Passion asset investment combines a pastime pursuit with the potential opportunity to generate substantial capital gain, yet they are often overlooked when families review and manage their overall wealth. These assets not only provide enjoyment and fulfilment during ownership but also may aid with diversification and could potentially be an alternative source of returns. Stephen Harris and Emma Chestnutt from our Family Office Services team provide an overview of some of the benefits and points for consideration most associated with passion assets and how the market has been affected by the recent COVID-19 outbreak.
Principally passion assets are acquired, as their name implies, for use and the enjoyment they bring during ownership, rather than monetary gain. Nevertheless, a rise of wealth owners, particularly from emerging markets such as China, has seen their demand and, therefore, value rise over the last decade. The Knight Frank 2020 Wealth Report shows the average gain in the value of 11 passion assets since 2009 has been 142%. In addition to the potential for returns, they are also seen as a tangible store of wealth that can offer protection against inflation. This is due to their value being driven by their scarcity and a low likelihood of short-term price volatility e.g. the price someone is willing to pay for a Rolex Daytona is not likely to collapse overnight.
It is clear to see why they could be considered as another investable asset class to aid in overall diversification of wealth. However, like all other asset classes that offer the potential for returns, passion assets come with their own risks and considerations.
One key consideration is that whilst offering tangibility, they are generally illiquid and so may not provide means to an immediate source of income. Whilst a call to your investment manager can typically see your publicly traded investments sold, and cash paid to you within a matter of days, disposing of a fine wine collection, classic car, or luxury Swiss timepiece is not so simple. The cost of sale, such as auctioneer’s commission that can be as much as 25% of the realised value, also needs to be considered.
Passion assets can be high-maintenance with considerable costs of ownership. For example, storing smaller items such as handbags and coins is easier than the storage of fine wine, which requires controlled temperature and humidity. The cost of storing, maintaining and insuring classic cars can also be very high. In addition, the rarity of some of these assets makes them susceptible to forgery with items needing to be appraised, often by a third party, to determine authenticity, provenance and legal ownership.
Are passion assets a potential safe haven during turbulent times such as those seen in recent months?
Government ‘lock-down’ restrictions, bans on international travel and social distancing rules have made it practically impossible for sellers to manufacture and transport their items and for buyers to inspect their potential new purchases. This is a particular problem for industries that are reliant on a boutique shopping experience to generate sales, like the Swiss Watch Industry, where historically only 5% of global sales take place online. Statistics from the Federation of the Swiss Watch Industry (FHS) showed a 43.1% drop in export volumes in March, resulting in brands spending most of April expanding their digital platforms in an attempt to display and sell their latest products to prospective buyers.

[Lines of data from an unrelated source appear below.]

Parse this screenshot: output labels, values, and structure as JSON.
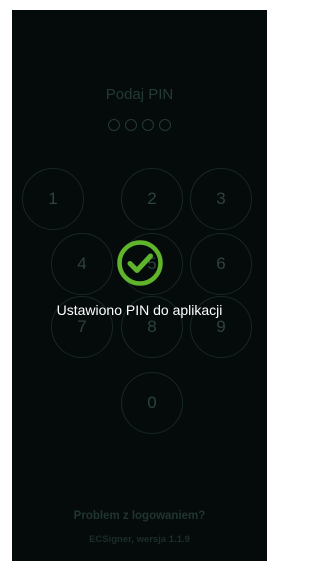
{
  "pin_screen": {
    "title": "Podaj PIN",
    "pin_length": 4,
    "keys": [
      "1",
      "2",
      "3",
      "4",
      "5",
      "6",
      "7",
      "8",
      "9",
      "0"
    ],
    "forgot_link": "Problem z logowaniem?",
    "version": "ECSigner, wersja 1.1.9"
  },
  "toast": {
    "icon": "check-circle-icon",
    "message": "Ustawiono PIN do aplikacji",
    "accent_color": "#5fb42b"
  }
}
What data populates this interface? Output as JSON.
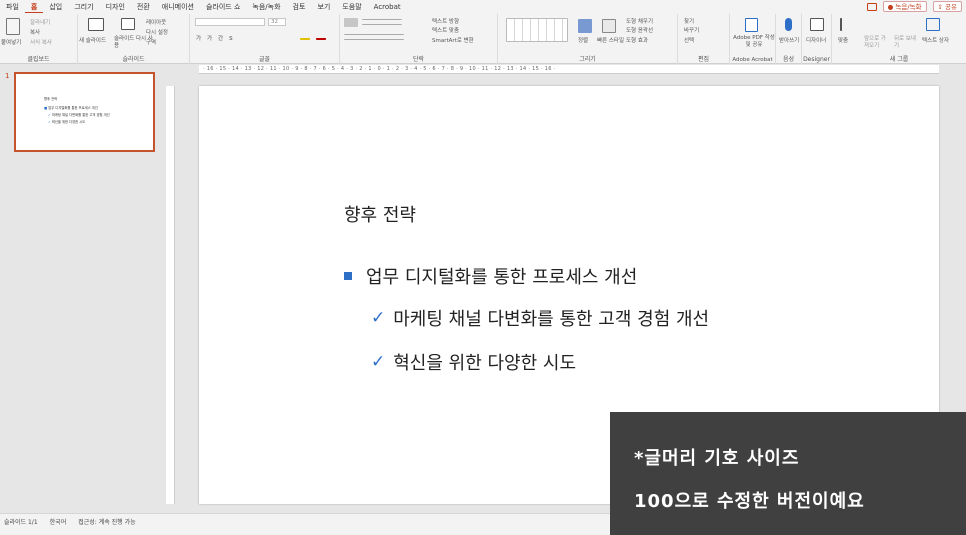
{
  "menu": {
    "tabs": [
      "파일",
      "홈",
      "삽입",
      "그리기",
      "디자인",
      "전환",
      "애니메이션",
      "슬라이드 쇼",
      "녹음/녹화",
      "검토",
      "보기",
      "도움말",
      "Acrobat"
    ],
    "active_tab": "홈",
    "record_button": "녹음/녹화",
    "share_button": "공유"
  },
  "ribbon": {
    "groups": {
      "clipboard": "클립보드",
      "slides": "슬라이드",
      "font": "글꼴",
      "paragraph": "단락",
      "drawing": "그리기",
      "editing": "편집",
      "adobe": "Adobe Acrobat",
      "voice": "음성",
      "designer": "Designer",
      "new_group": "새 그룹"
    },
    "clipboard": {
      "paste": "붙여넣기",
      "cut": "잘라내기",
      "copy": "복사",
      "format_painter": "서식 복사"
    },
    "slides": {
      "new_slide": "새 슬라이드",
      "reuse_slide": "슬라이드 다시 사용",
      "layout": "레이아웃",
      "reset": "다시 설정",
      "section": "구역"
    },
    "font": {
      "size": "32"
    },
    "paragraph": {
      "text_direction": "텍스트 방향",
      "align_text": "텍스트 맞춤",
      "smartart": "SmartArt로 변환"
    },
    "drawing": {
      "arrange": "정렬",
      "quick_styles": "빠른 스타일",
      "shape_fill": "도형 채우기",
      "shape_outline": "도형 윤곽선",
      "shape_effects": "도형 효과"
    },
    "editing": {
      "find": "찾기",
      "replace": "바꾸기",
      "select": "선택"
    },
    "adobe": {
      "create_pdf": "Adobe PDF 작성 및 공유"
    },
    "voice": {
      "dictate": "받아쓰기"
    },
    "designer": {
      "ideas": "디자이너"
    },
    "new_group": {
      "align": "맞춤",
      "bring_forward": "앞으로 가져오기",
      "send_backward": "뒤로 보내기",
      "text_box": "텍스트 상자"
    }
  },
  "ruler": {
    "horizontal": "· 16 · 15 · 14 · 13 · 12 · 11 · 10 · 9 · 8 · 7 · 6 · 5 · 4 · 3 · 2 · 1 · 0 · 1 · 2 · 3 · 4 · 5 · 6 · 7 · 8 · 9 · 10 · 11 · 12 · 13 · 14 · 15 · 16 ·"
  },
  "thumbnail": {
    "number": "1",
    "title": "향후 전략",
    "bullet": "업무 디지털화를 통한 프로세스 개선",
    "sub1": "마케팅 채널 다변화를 통한 고객 경험 개선",
    "sub2": "혁신을 위한 다양한 시도"
  },
  "slide": {
    "title": "향후 전략",
    "bullet": "업무 디지털화를 통한 프로세스 개선",
    "check_glyph": "✓",
    "sub_bullets": [
      "마케팅 채널 다변화를 통한 고객 경험 개선",
      "혁신을 위한 다양한 시도"
    ],
    "accent_color": "#2d6fc7"
  },
  "status": {
    "slide_count": "슬라이드 1/1",
    "language": "한국어",
    "accessibility": "접근성: 계속 진행 가능"
  },
  "overlay": {
    "line1": "*글머리 기호 사이즈",
    "line2": "100으로 수정한 버전이예요"
  }
}
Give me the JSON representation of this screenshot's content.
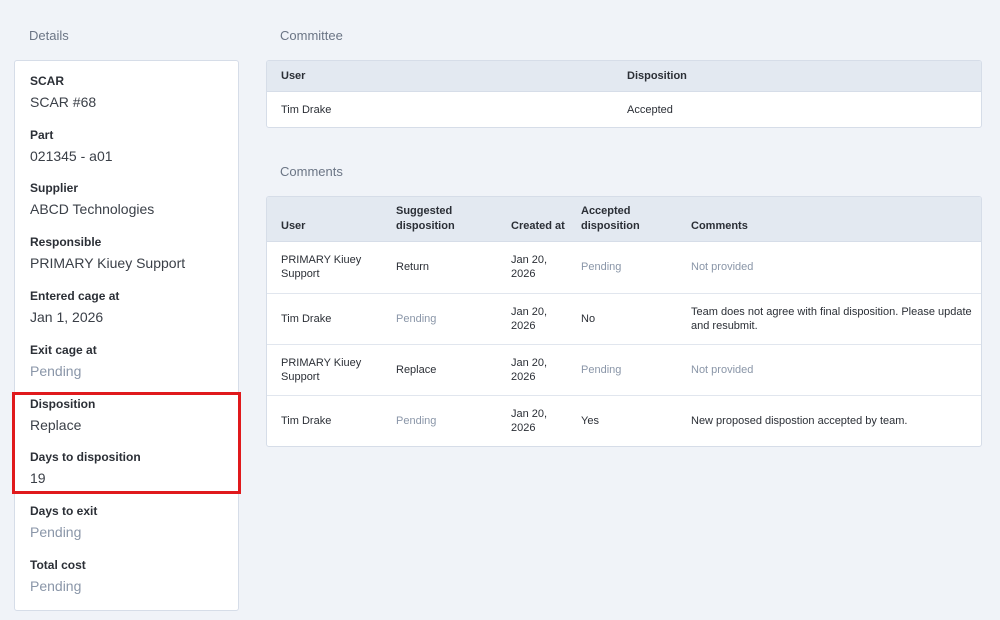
{
  "details": {
    "title": "Details",
    "fields": [
      {
        "label": "SCAR",
        "value": "SCAR #68"
      },
      {
        "label": "Part",
        "value": "021345 - a01"
      },
      {
        "label": "Supplier",
        "value": "ABCD Technologies"
      },
      {
        "label": "Responsible",
        "value": "PRIMARY Kiuey Support"
      },
      {
        "label": "Entered cage at",
        "value": "Jan 1, 2026"
      },
      {
        "label": "Exit cage at",
        "value": "Pending"
      },
      {
        "label": "Disposition",
        "value": "Replace"
      },
      {
        "label": "Days to disposition",
        "value": "19"
      },
      {
        "label": "Days to exit",
        "value": "Pending"
      },
      {
        "label": "Total cost",
        "value": "Pending"
      }
    ]
  },
  "committee": {
    "title": "Committee",
    "headers": {
      "user": "User",
      "disposition": "Disposition"
    },
    "rows": [
      {
        "user": "Tim Drake",
        "disposition": "Accepted"
      }
    ]
  },
  "comments": {
    "title": "Comments",
    "headers": {
      "user": "User",
      "suggested_line1": "Suggested",
      "suggested_line2": "disposition",
      "created": "Created at",
      "accepted_line1": "Accepted",
      "accepted_line2": "disposition",
      "comments": "Comments"
    },
    "rows": [
      {
        "user_line1": "PRIMARY Kiuey",
        "user_line2": "Support",
        "suggested": "Return",
        "created_line1": "Jan 20,",
        "created_line2": "2026",
        "accepted": "Pending",
        "comment_line1": "Not provided",
        "comment_line2": ""
      },
      {
        "user_line1": "Tim Drake",
        "user_line2": "",
        "suggested": "Pending",
        "created_line1": "Jan 20,",
        "created_line2": "2026",
        "accepted": "No",
        "comment_line1": "Team does not agree with final disposition. Please update",
        "comment_line2": "and resubmit."
      },
      {
        "user_line1": "PRIMARY Kiuey",
        "user_line2": "Support",
        "suggested": "Replace",
        "created_line1": "Jan 20,",
        "created_line2": "2026",
        "accepted": "Pending",
        "comment_line1": "Not provided",
        "comment_line2": ""
      },
      {
        "user_line1": "Tim Drake",
        "user_line2": "",
        "suggested": "Pending",
        "created_line1": "Jan 20,",
        "created_line2": "2026",
        "accepted": "Yes",
        "comment_line1": "New proposed dispostion accepted by team.",
        "comment_line2": ""
      }
    ]
  },
  "colors": {
    "background": "#f0f3f8",
    "muted_text": "#8a96a8",
    "table_header": "#e3e9f1",
    "highlight": "#e0191c"
  }
}
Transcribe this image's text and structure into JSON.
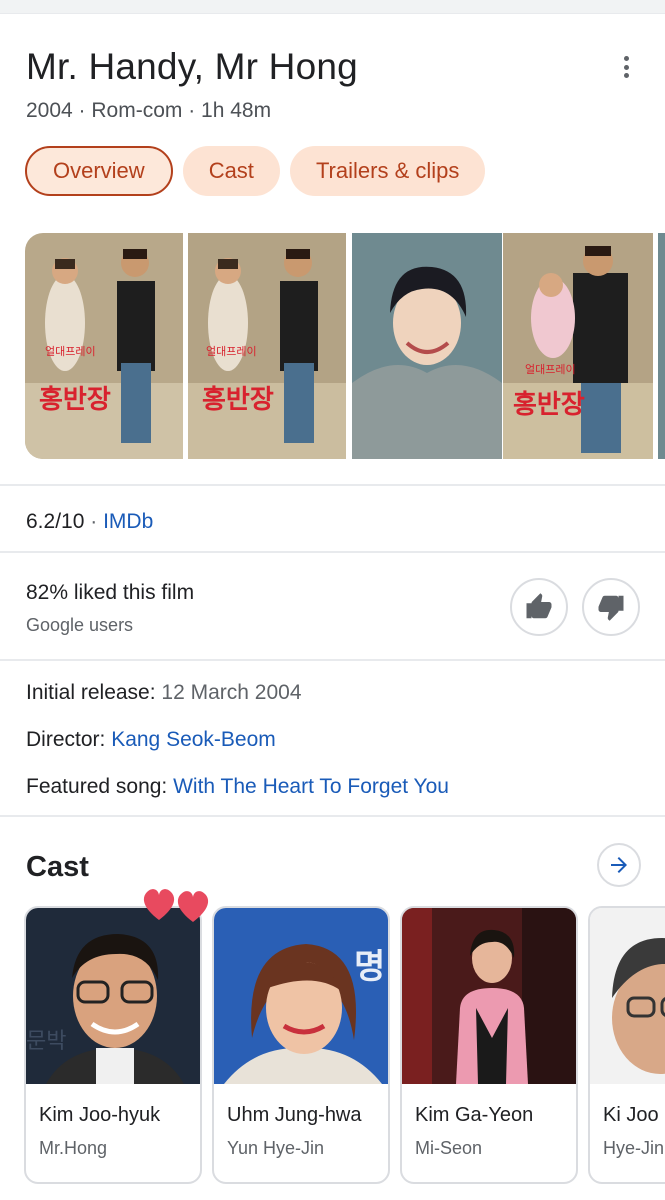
{
  "movie": {
    "title": "Mr. Handy, Mr Hong",
    "subtitle": "2004 · Rom-com · 1h 48m"
  },
  "tabs": [
    {
      "label": "Overview",
      "active": true
    },
    {
      "label": "Cast",
      "active": false
    },
    {
      "label": "Trailers & clips",
      "active": false
    }
  ],
  "rating": {
    "score": "6.2/10",
    "separator": "·",
    "source": "IMDb"
  },
  "audience": {
    "liked": "82% liked this film",
    "source": "Google users",
    "thumb_up_icon": "thumb-up-icon",
    "thumb_down_icon": "thumb-down-icon"
  },
  "facts": {
    "release_label": "Initial release: ",
    "release_value": "12 March 2004",
    "director_label": "Director: ",
    "director_value": "Kang Seok-Beom",
    "song_label": "Featured song: ",
    "song_value": "With The Heart To Forget You"
  },
  "cast_section": {
    "title": "Cast",
    "members": [
      {
        "name": "Kim Joo-hyuk",
        "role": "Mr.Hong"
      },
      {
        "name": "Uhm Jung-hwa",
        "role": "Yun Hye-Jin"
      },
      {
        "name": "Kim Ga-Yeon",
        "role": "Mi-Seon"
      },
      {
        "name": "Ki Joo",
        "role": "Hye-Jin"
      }
    ]
  },
  "colors": {
    "chip_bg": "#fde3d3",
    "chip_text": "#b3401c",
    "link": "#1a5bb8",
    "heart": "#e84a5f"
  }
}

However, whilst delays to global supply chains are proving a hindrance to those seeking to acquire newly produced assets, they may prove to be beneficial for existing owners. As mentioned earlier, scarcity plays a role in the price of passion assets, and the lack of certainty as to when products will be readily available again, could result in higher values being achieved. Auction houses, the main market place where prospective buyers and sellers of passion assets meet, are moving their businesses online to ensure that the resale market remains open. Initial reports are indicating that consumers are reacting positively to this change with Christie’s recently completing an online-only jewellery auction where the number of unique visitors was nearly double that of a year ago, almost 40% of sales were to new customers, and 80% of lots sold above their high estimates.
Whilst the full impact of COVID-19 will not be known until much later in the year, there are signs that some markets appear to be holding up or recovering. One such example is the classic car market, where according to the HAGI Top index which measures the performance of the best investment-grade classic cars, prices rose by 0.55% in January and February, with no dip forecasted to have taken place in March. Another appears to be the fine wine market, which recently reported an upturn in activity from buyers in Hong Kong and China after they retracted, for obvious reasons, from the market during Q1. A recent article in the Knight Frank 2020 Wealth Report highlighted how the value of fine wine purchased in Hong-Kong via the Wine Owners platform had risen by over 200% during February and March 2020, thereby supporting prices, due to the foreign exchange effects of sterling depreciation.
We find that a family’s wealth usually covers assets beyond those invested in traditional financial markets. We also understand that passion assets will often have a sentimental value that goes far beyond their intrinsic value. If we can support you in your chosen pursuit or if like many of us you have discovered a new pastime during recent weeks spent at home and would like introductions or help to get started please email the Family Office Services team at FOSTeam@Sandaire.com.